Tracy’s self-imposed social status dictates that she adhere to her promise to marry the self-made, utterly bourgeoisie social climber George. He’s nice and all, but yeesh, what a nebbish! We all understand Tracy’s picked him so she can continue to wear the pants in the family (a theme worn threadbare in Kate Hepburn’s films).
To reinforce Tracy’s position as she regards her minions from on high, Adrian puts her in a series of breathtakingly Olympian outfits, intermittently interrupted by snappy sportswear ensembles and impossibly chic daywear.
Kate wears them all with elan and elegance and complete joie de vivre. The perfect picture of the Smartly Tailored woman at play. (In fact, she’s my Star Style icon for that particular type. Nobody does it better.)
And we all sigh with envy.
Note the cross-and-tie waist treatment below. We understand by this repeated costume motif that Tracy’s roped-and-tied, girdled by duty, self-righteousness, and stubborn pride.
When Kate makes her breakthrough, however (which, interestingly involved a baptism of sorts, as did Audrey’s), she’s nearly naked and is clothed in a wretched excuse for a bathrobe. Not sure where she and Jimmy Steward found that one, but there you are…she’s been humbled in every possible way, including sartorially.
When Kate realizes that her heart is trending back towards the reformed alcoholic C.K. Dexter Haven (who at least has the grace not to blame THAT on her, too, although he comes darned close), she chucks duty at the last second. But only because fiancée George flinches first when he suspects her of pre-nup hanky-panky with…honestly now, Jimmy Stewart? Really, George?
The plot skips nimbly along, with Kate gamely taking every punch, right on the kisser, in order to show the men in her life that she’s learned her lesson. All is forgiven.
Tracy’s fluttery, flouncy, utterly feminine orchid-white mousseline de soie wedding gown is an interesting hybrid between a Mayfair garden party froth and her oft-repeated “don’t mess with me” cinched-and-bracketed waist treatment.

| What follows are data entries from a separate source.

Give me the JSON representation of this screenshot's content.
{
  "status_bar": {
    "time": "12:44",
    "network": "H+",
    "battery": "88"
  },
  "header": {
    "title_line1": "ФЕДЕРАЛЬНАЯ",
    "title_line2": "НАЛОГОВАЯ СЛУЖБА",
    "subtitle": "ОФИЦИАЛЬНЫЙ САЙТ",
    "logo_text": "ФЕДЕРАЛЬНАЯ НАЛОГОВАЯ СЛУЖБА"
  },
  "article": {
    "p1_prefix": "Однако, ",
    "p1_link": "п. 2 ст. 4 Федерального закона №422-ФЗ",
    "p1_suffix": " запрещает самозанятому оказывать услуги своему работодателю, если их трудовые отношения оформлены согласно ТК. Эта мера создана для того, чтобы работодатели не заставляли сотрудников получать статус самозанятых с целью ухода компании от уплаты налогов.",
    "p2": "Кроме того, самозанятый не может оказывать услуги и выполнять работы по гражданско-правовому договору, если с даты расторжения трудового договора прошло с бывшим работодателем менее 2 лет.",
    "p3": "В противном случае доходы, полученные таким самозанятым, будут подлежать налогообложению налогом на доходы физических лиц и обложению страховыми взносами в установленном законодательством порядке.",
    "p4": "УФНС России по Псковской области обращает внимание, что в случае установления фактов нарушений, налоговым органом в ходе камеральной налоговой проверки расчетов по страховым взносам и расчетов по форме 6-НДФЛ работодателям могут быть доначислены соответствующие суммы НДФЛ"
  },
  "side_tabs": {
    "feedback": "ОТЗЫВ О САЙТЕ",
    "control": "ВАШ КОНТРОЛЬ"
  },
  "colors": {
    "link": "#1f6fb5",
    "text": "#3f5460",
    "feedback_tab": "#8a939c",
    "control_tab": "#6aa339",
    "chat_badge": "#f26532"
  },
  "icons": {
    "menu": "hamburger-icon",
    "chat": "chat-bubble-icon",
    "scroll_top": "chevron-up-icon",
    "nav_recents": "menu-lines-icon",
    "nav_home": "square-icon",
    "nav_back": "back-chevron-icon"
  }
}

Seems as if Miss Hepburn preferred to carry over certain aspects of the Broadway production’s costumes, including a gingham frock, a Doric column of a gown, and that remarkably similar bridal dress with floral-decked cartwheel hat.
Her cloud-spun bridal gown reveals to us (and her family) that Tracy is now truly transparent, her heart and her mind are humming on the same frequency.
She chose it for George, but she wears it for Dexter. Cary’s off-hand groom attire is in perfect harmony–he adjusts a few pleats and looks better than most men would after a butler-supervised prep session. Who’s going to wear the pants in this family seems to be in the bag, for the moment.
At least, until the 2nd honeymoon is over. Does Tracy flout her duty by going back to Dexter? Or does she tend to a more important duty (as dictated by her social group)–the responsibility of being a “true” woman and somewhat subsuming her independence for the man she loves–knowing, as we do, that C. K. Dexter Haven is the one guy on earth who truly understands her and is knows just how to put her in her place–and that place is deep in his heart.
The jury’s out on that one, at least at my house.
Duty calls–are you in?
You’ll have to choose which Hepburn’s choices are a better reflection of your heart, your soul or your situation before following their well-dressed, beautifully portrayed lead. Would you have left Gregory Peck for your country? Would you have gone back to Cary Grant after all that had happened? I guess we’ll just have to watch these films a few hundred more times to decide.